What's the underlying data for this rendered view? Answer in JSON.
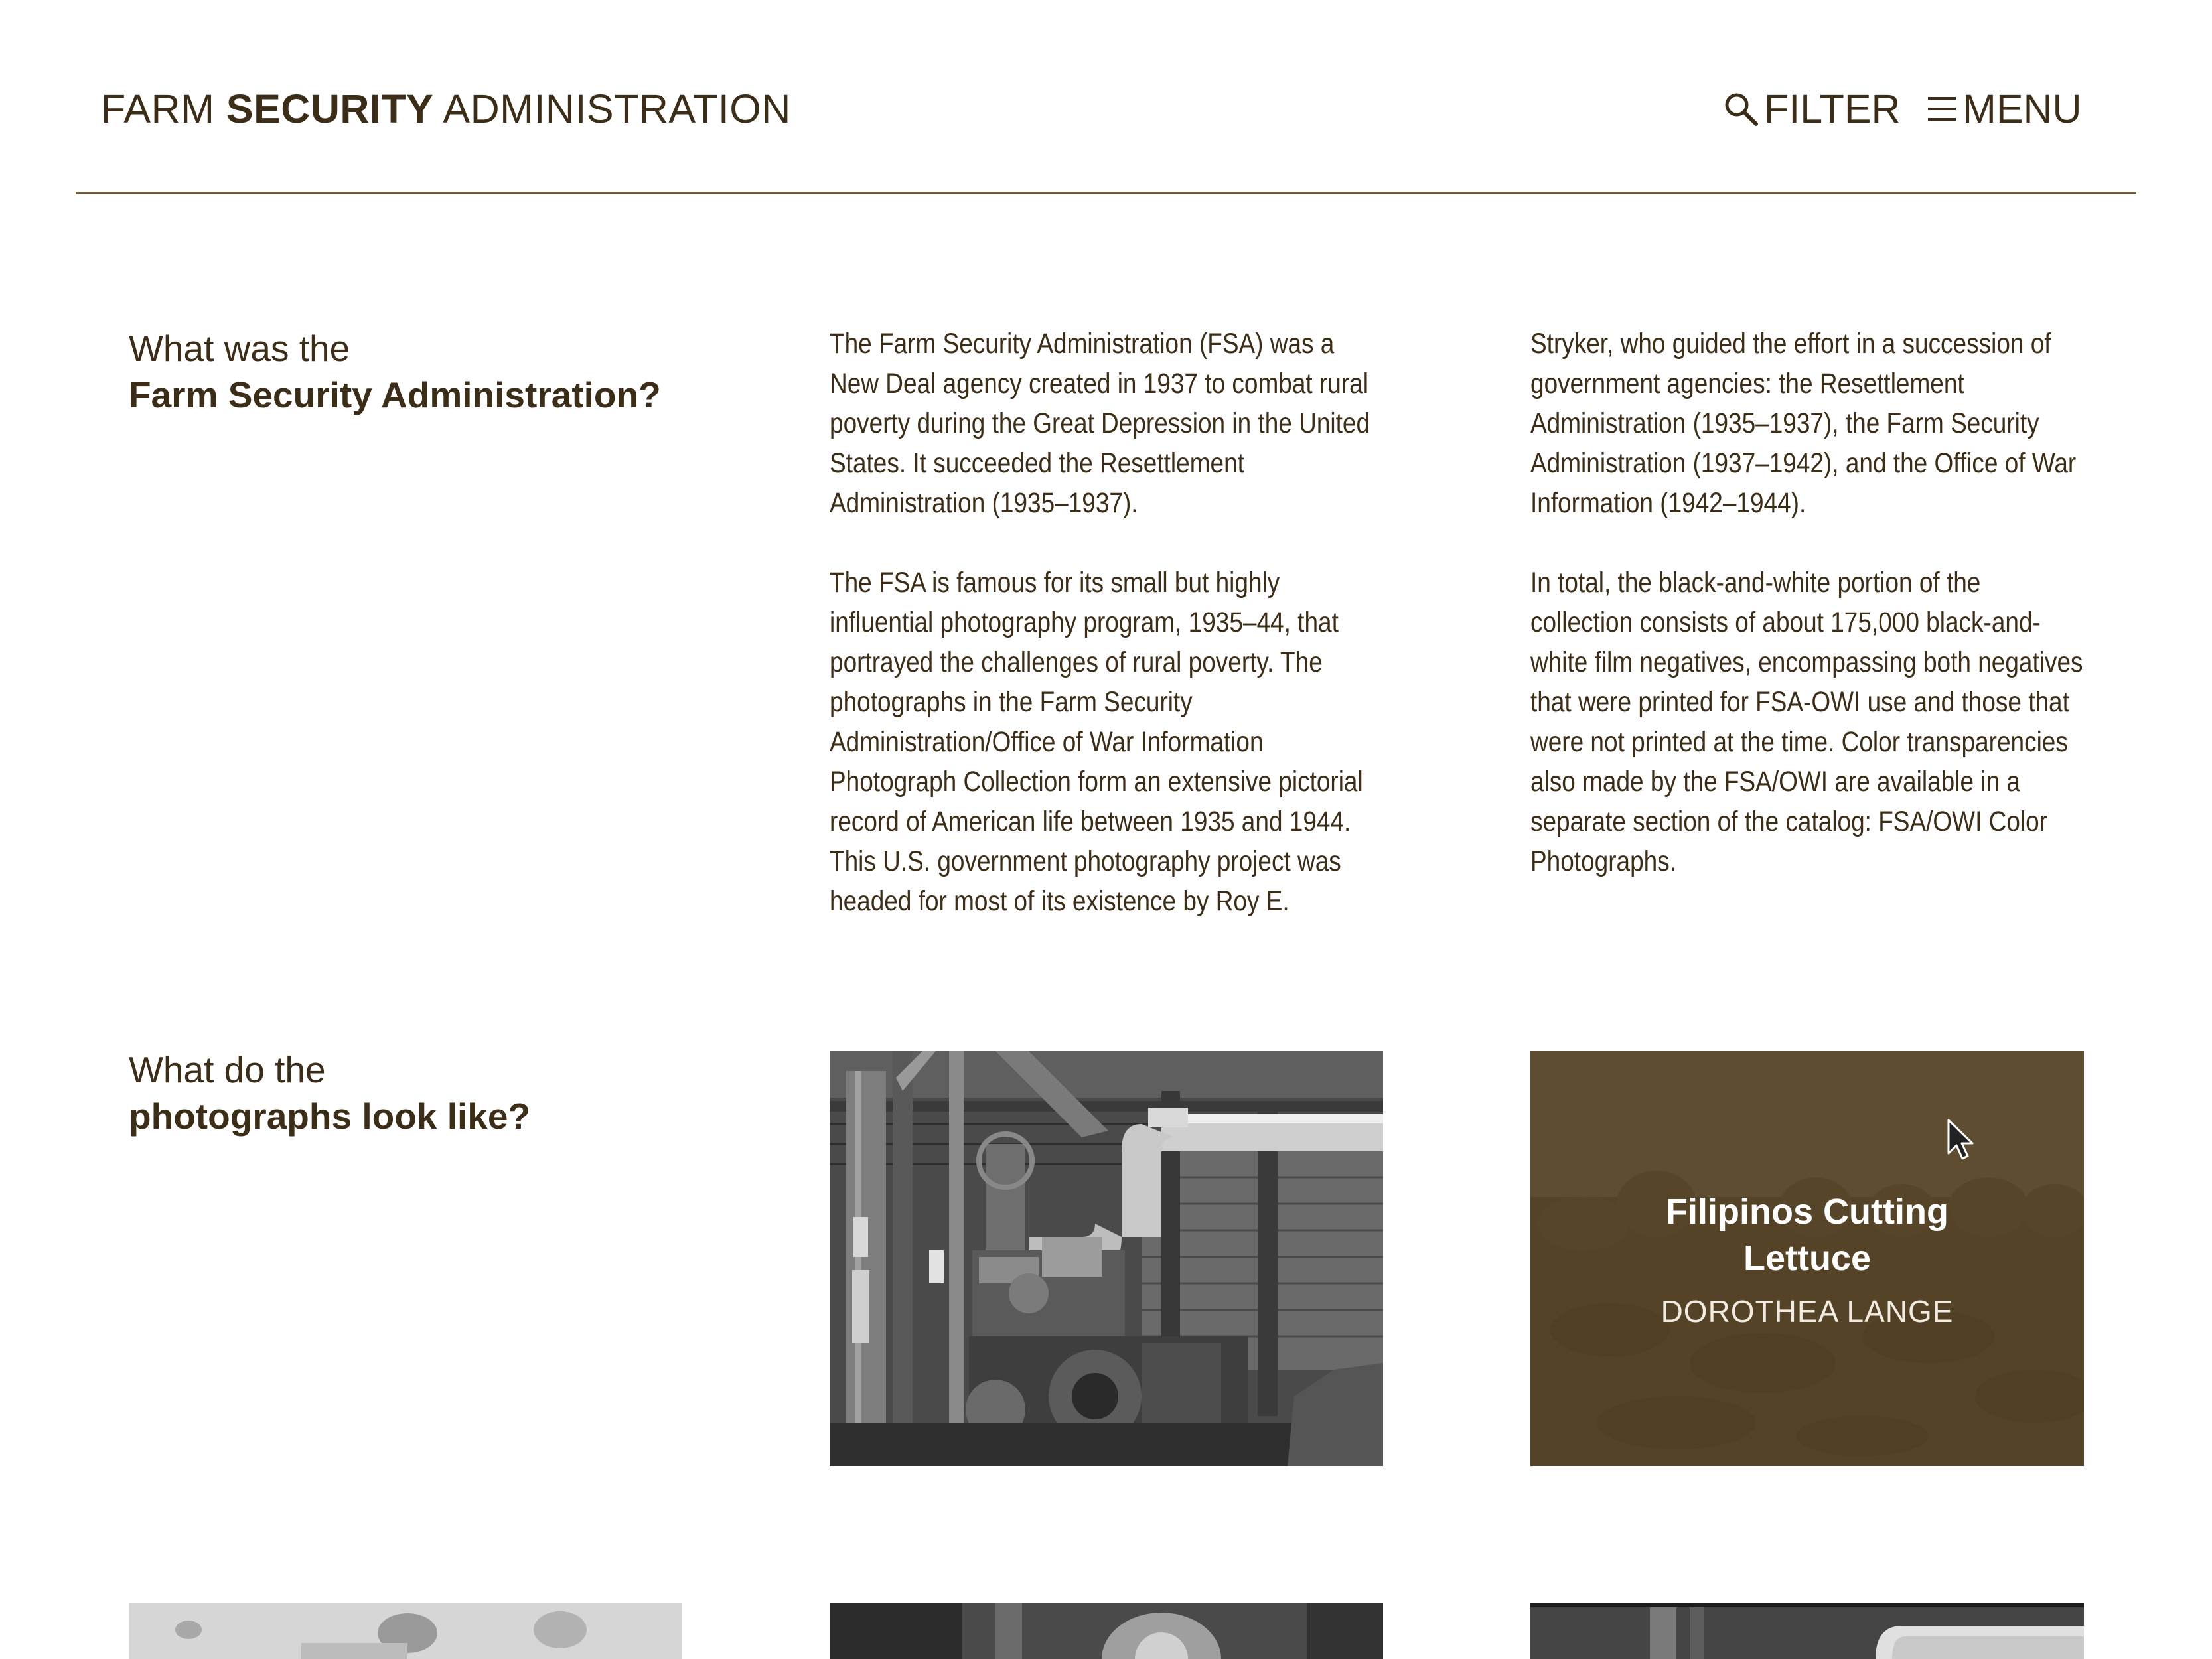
{
  "header": {
    "logo_part1": "FARM ",
    "logo_part2": "SECURITY",
    "logo_part3": " ADMINISTRATION",
    "filter_label": "FILTER",
    "menu_label": "MENU"
  },
  "section1": {
    "heading_light": "What was the",
    "heading_bold": "Farm Security Administration?",
    "col2": [
      "The Farm Security Administration (FSA) was a New Deal agency created in 1937 to combat rural poverty during the Great Depression in the United States. It succeeded the Resettlement Administration (1935–1937).",
      "The FSA is famous for its small but highly influential photography program, 1935–44, that portrayed the challenges of rural poverty. The photographs in the Farm Security Administration/Office of War Information Photograph Collection form an extensive pictorial record of American life between 1935 and 1944. This U.S. government photography project was headed for most of its existence by Roy E."
    ],
    "col3": [
      "Stryker, who guided the effort in a succession of government agencies: the Resettlement Administration (1935–1937), the Farm Security Administration (1937–1942), and the Office of War Information (1942–1944).",
      "In total, the black-and-white portion of the collection consists of about 175,000 black-and-white film negatives, encompassing both negatives that were printed for FSA-OWI use and those that were not printed at the time. Color transparencies also made by the FSA/OWI are available in a separate section of the catalog: FSA/OWI Color Photographs."
    ]
  },
  "section2": {
    "heading_light": "What do the",
    "heading_bold": "photographs look like?",
    "hover_photo": {
      "title": "Filipinos Cutting Lettuce",
      "credit": "DOROTHEA LANGE"
    }
  },
  "colors": {
    "brand_brown": "#3b2d17",
    "overlay": "#543f1f",
    "rule": "#6b5d42"
  },
  "icons": {
    "filter": "search-icon",
    "menu": "hamburger-icon"
  }
}
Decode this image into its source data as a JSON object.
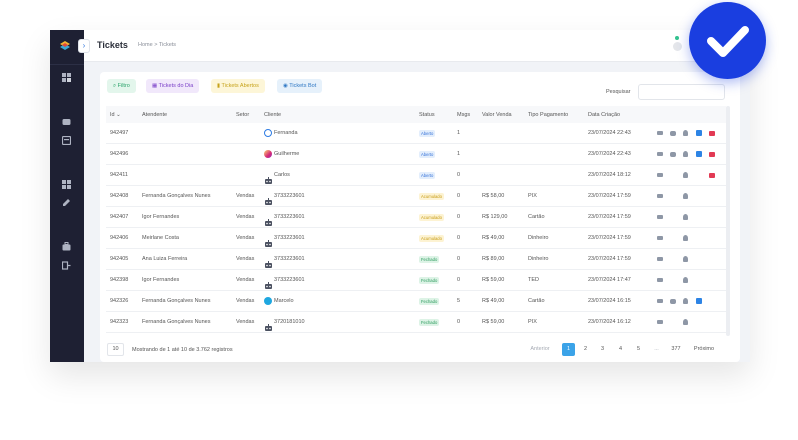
{
  "header": {
    "title": "Tickets",
    "breadcrumb": "Home  >  Tickets"
  },
  "filters": {
    "filtro": "Filtro",
    "tickets_dia": "Tickets do Dia",
    "tickets_abertos": "Tickets Abertos",
    "tickets_bot": "Tickets Bot"
  },
  "search": {
    "label": "Pesquisar",
    "value": ""
  },
  "table": {
    "columns": {
      "id": "Id",
      "atendente": "Atendente",
      "setor": "Setor",
      "cliente": "Cliente",
      "status": "Status",
      "msgs": "Msgs",
      "valor": "Valor Venda",
      "pagamento": "Tipo Pagamento",
      "data": "Data Criação"
    },
    "rows": [
      {
        "id": "942497",
        "atendente": "",
        "setor": "",
        "cliente": "Fernanda",
        "channel": "blue-ring",
        "status": "Aberto",
        "status_type": "aberto",
        "msgs": "1",
        "valor": "",
        "pagamento": "",
        "data": "23/07/2024 22:43",
        "actions": [
          "mail",
          "chat",
          "user",
          "blue",
          "red"
        ]
      },
      {
        "id": "942496",
        "atendente": "",
        "setor": "",
        "cliente": "Guilherme",
        "channel": "instagram",
        "status": "Aberto",
        "status_type": "aberto",
        "msgs": "1",
        "valor": "",
        "pagamento": "",
        "data": "23/07/2024 22:43",
        "actions": [
          "mail",
          "chat",
          "user",
          "blue",
          "red"
        ]
      },
      {
        "id": "942411",
        "atendente": "",
        "setor": "",
        "cliente": "Carlos",
        "channel": "robot",
        "status": "Aberto",
        "status_type": "aberto",
        "msgs": "0",
        "valor": "",
        "pagamento": "",
        "data": "23/07/2024 18:12",
        "actions": [
          "mail",
          "user",
          "red"
        ]
      },
      {
        "id": "942408",
        "atendente": "Fernanda Gonçalves Nunes",
        "setor": "Vendas",
        "cliente": "3733223601",
        "channel": "robot",
        "status": "Acumulado",
        "status_type": "acumulado",
        "msgs": "0",
        "valor": "R$ 58,00",
        "pagamento": "PIX",
        "data": "23/07/2024 17:59",
        "actions": [
          "mail",
          "user"
        ]
      },
      {
        "id": "942407",
        "atendente": "Igor Fernandes",
        "setor": "Vendas",
        "cliente": "3733223601",
        "channel": "robot",
        "status": "Acumulado",
        "status_type": "acumulado",
        "msgs": "0",
        "valor": "R$ 129,00",
        "pagamento": "Cartão",
        "data": "23/07/2024 17:59",
        "actions": [
          "mail",
          "user"
        ]
      },
      {
        "id": "942406",
        "atendente": "Meirlane Costa",
        "setor": "Vendas",
        "cliente": "3733223601",
        "channel": "robot",
        "status": "Acumulado",
        "status_type": "acumulado",
        "msgs": "0",
        "valor": "R$ 49,00",
        "pagamento": "Dinheiro",
        "data": "23/07/2024 17:59",
        "actions": [
          "mail",
          "user"
        ]
      },
      {
        "id": "942405",
        "atendente": "Ana Luiza Ferreira",
        "setor": "Vendas",
        "cliente": "3733223601",
        "channel": "robot",
        "status": "Fechado",
        "status_type": "fechado",
        "msgs": "0",
        "valor": "R$ 89,00",
        "pagamento": "Dinheiro",
        "data": "23/07/2024 17:59",
        "actions": [
          "mail",
          "user"
        ]
      },
      {
        "id": "942398",
        "atendente": "Igor Fernandes",
        "setor": "Vendas",
        "cliente": "3733223601",
        "channel": "robot",
        "status": "Fechado",
        "status_type": "fechado",
        "msgs": "0",
        "valor": "R$ 59,00",
        "pagamento": "TED",
        "data": "23/07/2024 17:47",
        "actions": [
          "mail",
          "user"
        ]
      },
      {
        "id": "942326",
        "atendente": "Fernanda Gonçalves Nunes",
        "setor": "Vendas",
        "cliente": "Marcelo",
        "channel": "whatsapp",
        "status": "Fechado",
        "status_type": "fechado",
        "msgs": "5",
        "valor": "R$ 49,00",
        "pagamento": "Cartão",
        "data": "23/07/2024 16:15",
        "actions": [
          "mail",
          "chat",
          "user",
          "blue"
        ]
      },
      {
        "id": "942323",
        "atendente": "Fernanda Gonçalves Nunes",
        "setor": "Vendas",
        "cliente": "3720181010",
        "channel": "robot",
        "status": "Fechado",
        "status_type": "fechado",
        "msgs": "0",
        "valor": "R$ 59,00",
        "pagamento": "PIX",
        "data": "23/07/2024 16:12",
        "actions": [
          "mail",
          "user"
        ]
      }
    ]
  },
  "footer": {
    "page_size": "10",
    "info": "Mostrando de 1 até 10 de 3.762 registros"
  },
  "pagination": {
    "prev": "Anterior",
    "pages": [
      "1",
      "2",
      "3",
      "4",
      "5",
      "...",
      "377"
    ],
    "active": "1",
    "next": "Próximo"
  },
  "icons": {
    "sort": "chevron-down-icon",
    "check": "checkmark-icon",
    "collapse": "chevron-right-icon"
  },
  "colors": {
    "sidebar": "#1e2033",
    "accent": "#3ba3e8",
    "check_badge": "#1a3ee0"
  }
}
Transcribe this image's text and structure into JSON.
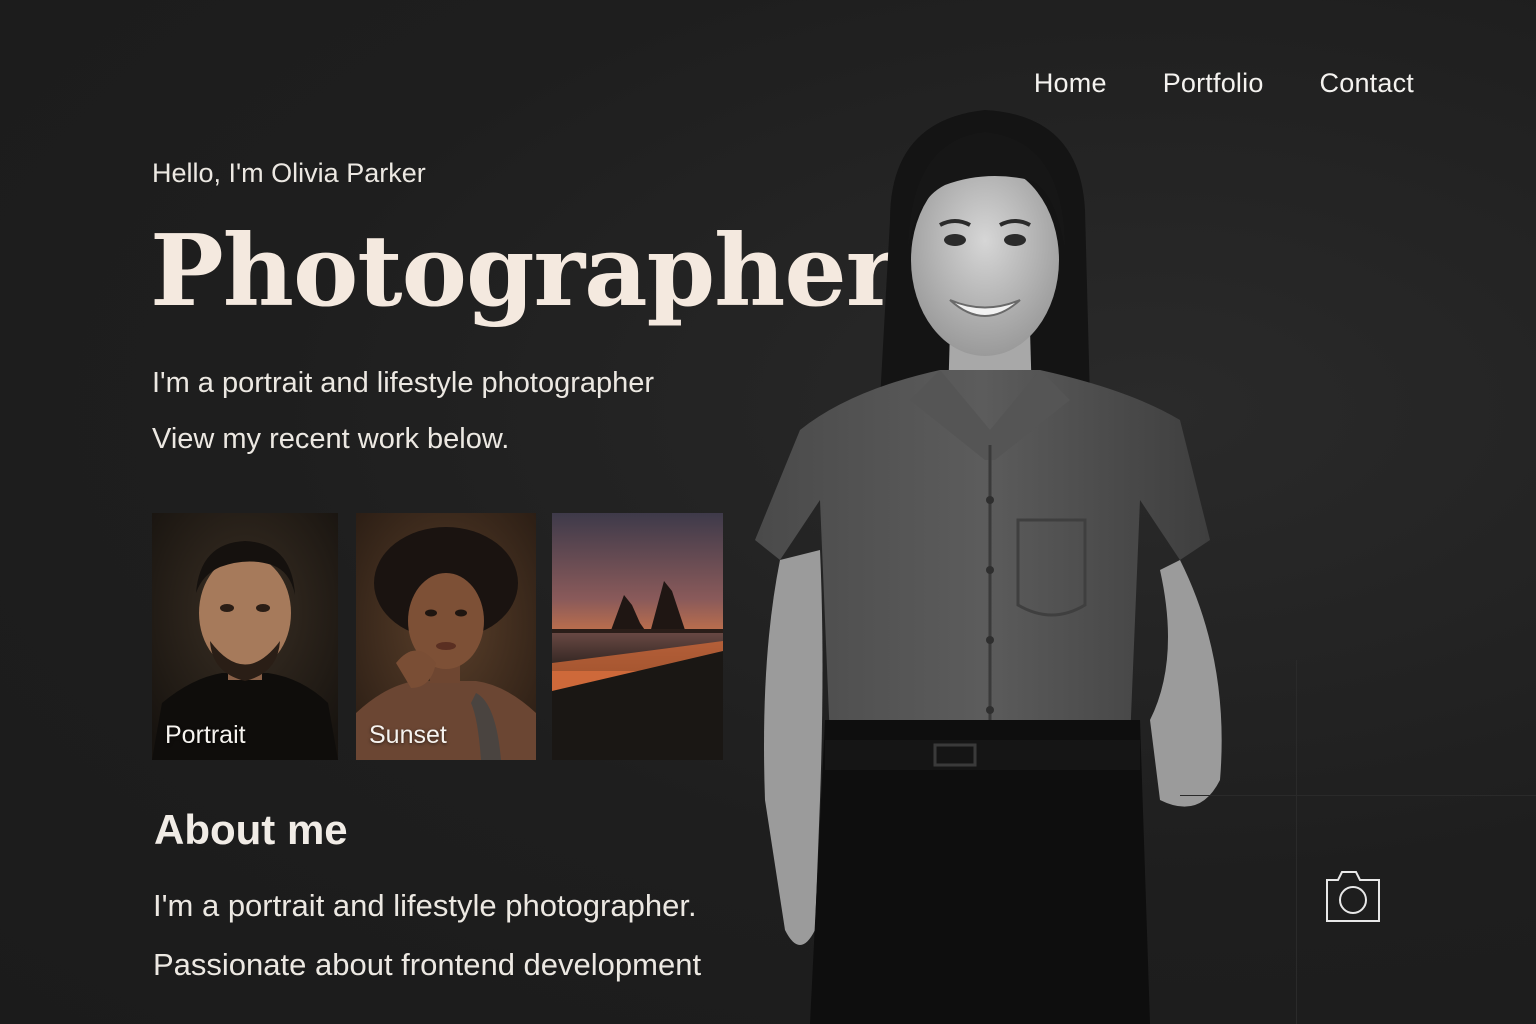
{
  "nav": {
    "items": [
      {
        "label": "Home"
      },
      {
        "label": "Portfolio"
      },
      {
        "label": "Contact"
      }
    ]
  },
  "hero": {
    "greeting": "Hello, I'm Olivia Parker",
    "title": "Photographer",
    "subtitle_line1": "I'm a portrait and lifestyle photographer",
    "subtitle_line2": "View my recent work below."
  },
  "gallery": {
    "items": [
      {
        "caption": "Portrait",
        "icon": "portrait-man-photo"
      },
      {
        "caption": "Sunset",
        "icon": "portrait-woman-photo"
      },
      {
        "caption": "",
        "icon": "beach-sunset-photo"
      }
    ]
  },
  "about": {
    "heading": "About me",
    "line1": "I'm a portrait and lifestyle photographer.",
    "line2": "Passionate about frontend development"
  },
  "icons": {
    "camera": "camera-icon"
  },
  "colors": {
    "background": "#1f1f1f",
    "title": "#f4e9df",
    "text": "#ece8e2",
    "sunset_orange": "#d77a45"
  }
}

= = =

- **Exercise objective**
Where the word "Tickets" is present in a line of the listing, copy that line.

- **Written response**
    "title": "Tickets",
    "breadcrumb": "Home  >  Tickets"
    "tickets_dia": "Tickets do Dia",
    "tickets_abertos": "Tickets Abertos",
    "tickets_bot": "Tickets Bot"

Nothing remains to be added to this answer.